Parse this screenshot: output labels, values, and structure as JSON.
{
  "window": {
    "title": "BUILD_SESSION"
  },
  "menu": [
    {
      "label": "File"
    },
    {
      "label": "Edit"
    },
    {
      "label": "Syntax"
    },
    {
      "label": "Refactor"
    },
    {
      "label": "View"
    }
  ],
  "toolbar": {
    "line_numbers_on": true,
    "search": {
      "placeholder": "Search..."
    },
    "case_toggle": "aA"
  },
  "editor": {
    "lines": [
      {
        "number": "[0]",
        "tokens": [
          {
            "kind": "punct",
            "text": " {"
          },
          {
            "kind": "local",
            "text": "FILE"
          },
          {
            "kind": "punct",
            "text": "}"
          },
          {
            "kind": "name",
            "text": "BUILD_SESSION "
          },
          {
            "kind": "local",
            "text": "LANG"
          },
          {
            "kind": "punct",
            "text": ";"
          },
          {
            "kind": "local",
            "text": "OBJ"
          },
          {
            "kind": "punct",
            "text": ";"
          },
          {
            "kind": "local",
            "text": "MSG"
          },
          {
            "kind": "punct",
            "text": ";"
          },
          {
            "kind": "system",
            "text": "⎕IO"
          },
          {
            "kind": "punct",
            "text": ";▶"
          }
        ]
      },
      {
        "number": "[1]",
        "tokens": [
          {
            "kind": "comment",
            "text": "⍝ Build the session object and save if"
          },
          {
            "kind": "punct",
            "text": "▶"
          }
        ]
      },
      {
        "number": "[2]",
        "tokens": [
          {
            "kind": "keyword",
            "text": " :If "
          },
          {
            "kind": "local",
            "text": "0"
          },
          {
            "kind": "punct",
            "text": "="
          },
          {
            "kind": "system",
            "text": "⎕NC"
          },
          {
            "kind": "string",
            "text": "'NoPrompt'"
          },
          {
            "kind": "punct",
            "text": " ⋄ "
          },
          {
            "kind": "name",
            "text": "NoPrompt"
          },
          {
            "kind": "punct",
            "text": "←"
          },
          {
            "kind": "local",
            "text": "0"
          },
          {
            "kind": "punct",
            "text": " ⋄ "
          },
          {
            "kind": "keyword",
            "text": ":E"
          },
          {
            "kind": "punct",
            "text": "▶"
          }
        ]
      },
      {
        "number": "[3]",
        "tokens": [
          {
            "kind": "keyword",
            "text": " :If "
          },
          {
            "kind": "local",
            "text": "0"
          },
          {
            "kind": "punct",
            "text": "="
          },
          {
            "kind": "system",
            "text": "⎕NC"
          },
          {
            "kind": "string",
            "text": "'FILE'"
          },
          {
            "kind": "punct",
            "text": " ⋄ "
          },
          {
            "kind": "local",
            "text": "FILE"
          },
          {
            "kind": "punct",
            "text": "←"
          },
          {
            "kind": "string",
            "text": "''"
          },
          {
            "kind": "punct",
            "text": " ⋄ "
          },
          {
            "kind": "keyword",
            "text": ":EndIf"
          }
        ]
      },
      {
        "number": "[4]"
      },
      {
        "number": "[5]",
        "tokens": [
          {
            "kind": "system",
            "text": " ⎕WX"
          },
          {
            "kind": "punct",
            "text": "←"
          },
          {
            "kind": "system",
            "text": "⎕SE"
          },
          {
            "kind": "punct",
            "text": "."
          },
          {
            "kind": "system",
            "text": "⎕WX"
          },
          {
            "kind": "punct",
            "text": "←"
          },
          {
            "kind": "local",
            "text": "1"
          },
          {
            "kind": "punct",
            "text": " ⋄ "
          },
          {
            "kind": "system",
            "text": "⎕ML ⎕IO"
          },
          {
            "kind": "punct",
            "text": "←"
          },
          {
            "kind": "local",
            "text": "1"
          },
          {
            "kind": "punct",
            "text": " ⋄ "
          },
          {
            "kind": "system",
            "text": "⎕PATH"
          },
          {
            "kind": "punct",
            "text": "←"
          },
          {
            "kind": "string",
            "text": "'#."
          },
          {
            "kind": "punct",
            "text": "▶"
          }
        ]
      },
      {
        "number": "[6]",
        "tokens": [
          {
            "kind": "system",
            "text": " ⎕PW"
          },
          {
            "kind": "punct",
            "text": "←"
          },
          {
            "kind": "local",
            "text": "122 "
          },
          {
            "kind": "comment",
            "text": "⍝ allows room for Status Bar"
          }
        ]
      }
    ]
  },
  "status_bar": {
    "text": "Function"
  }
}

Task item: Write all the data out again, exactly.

Solution below:
Parse this screenshot: output labels, values, and structure as JSON.
{
  "window": {
    "title": "BUILD_SESSION"
  },
  "menu": [
    {
      "label": "File"
    },
    {
      "label": "Edit"
    },
    {
      "label": "Syntax"
    },
    {
      "label": "Refactor"
    },
    {
      "label": "View"
    }
  ],
  "toolbar": {
    "line_numbers_on": true,
    "search": {
      "placeholder": "Search..."
    },
    "case_toggle": "aA"
  },
  "editor": {
    "lines": [
      {
        "number": "[0]",
        "tokens": [
          {
            "kind": "punct",
            "text": " {"
          },
          {
            "kind": "local",
            "text": "FILE"
          },
          {
            "kind": "punct",
            "text": "}"
          },
          {
            "kind": "name",
            "text": "BUILD_SESSION "
          },
          {
            "kind": "local",
            "text": "LANG"
          },
          {
            "kind": "punct",
            "text": ";"
          },
          {
            "kind": "local",
            "text": "OBJ"
          },
          {
            "kind": "punct",
            "text": ";"
          },
          {
            "kind": "local",
            "text": "MSG"
          },
          {
            "kind": "punct",
            "text": ";"
          },
          {
            "kind": "system",
            "text": "⎕IO"
          },
          {
            "kind": "punct",
            "text": ";▶"
          }
        ]
      },
      {
        "number": "[1]",
        "tokens": [
          {
            "kind": "comment",
            "text": "⍝ Build the session object and save if"
          },
          {
            "kind": "punct",
            "text": "▶"
          }
        ]
      },
      {
        "number": "[2]",
        "tokens": [
          {
            "kind": "keyword",
            "text": " :If "
          },
          {
            "kind": "local",
            "text": "0"
          },
          {
            "kind": "punct",
            "text": "="
          },
          {
            "kind": "system",
            "text": "⎕NC"
          },
          {
            "kind": "string",
            "text": "'NoPrompt'"
          },
          {
            "kind": "punct",
            "text": " ⋄ "
          },
          {
            "kind": "name",
            "text": "NoPrompt"
          },
          {
            "kind": "punct",
            "text": "←"
          },
          {
            "kind": "local",
            "text": "0"
          },
          {
            "kind": "punct",
            "text": " ⋄ "
          },
          {
            "kind": "keyword",
            "text": ":E"
          },
          {
            "kind": "punct",
            "text": "▶"
          }
        ]
      },
      {
        "number": "[3]",
        "tokens": [
          {
            "kind": "keyword",
            "text": " :If "
          },
          {
            "kind": "local",
            "text": "0"
          },
          {
            "kind": "punct",
            "text": "="
          },
          {
            "kind": "system",
            "text": "⎕NC"
          },
          {
            "kind": "string",
            "text": "'FILE'"
          },
          {
            "kind": "punct",
            "text": " ⋄ "
          },
          {
            "kind": "local",
            "text": "FILE"
          },
          {
            "kind": "punct",
            "text": "←"
          },
          {
            "kind": "string",
            "text": "''"
          },
          {
            "kind": "punct",
            "text": " ⋄ "
          },
          {
            "kind": "keyword",
            "text": ":EndIf"
          }
        ]
      },
      {
        "number": "[4]"
      },
      {
        "number": "[5]",
        "tokens": [
          {
            "kind": "system",
            "text": " ⎕WX"
          },
          {
            "kind": "punct",
            "text": "←"
          },
          {
            "kind": "system",
            "text": "⎕SE"
          },
          {
            "kind": "punct",
            "text": "."
          },
          {
            "kind": "system",
            "text": "⎕WX"
          },
          {
            "kind": "punct",
            "text": "←"
          },
          {
            "kind": "local",
            "text": "1"
          },
          {
            "kind": "punct",
            "text": " ⋄ "
          },
          {
            "kind": "system",
            "text": "⎕ML ⎕IO"
          },
          {
            "kind": "punct",
            "text": "←"
          },
          {
            "kind": "local",
            "text": "1"
          },
          {
            "kind": "punct",
            "text": " ⋄ "
          },
          {
            "kind": "system",
            "text": "⎕PATH"
          },
          {
            "kind": "punct",
            "text": "←"
          },
          {
            "kind": "string",
            "text": "'#."
          },
          {
            "kind": "punct",
            "text": "▶"
          }
        ]
      },
      {
        "number": "[6]",
        "tokens": [
          {
            "kind": "system",
            "text": " ⎕PW"
          },
          {
            "kind": "punct",
            "text": "←"
          },
          {
            "kind": "local",
            "text": "122 "
          },
          {
            "kind": "comment",
            "text": "⍝ allows room for Status Bar"
          }
        ]
      }
    ]
  },
  "status_bar": {
    "text": "Function"
  }
}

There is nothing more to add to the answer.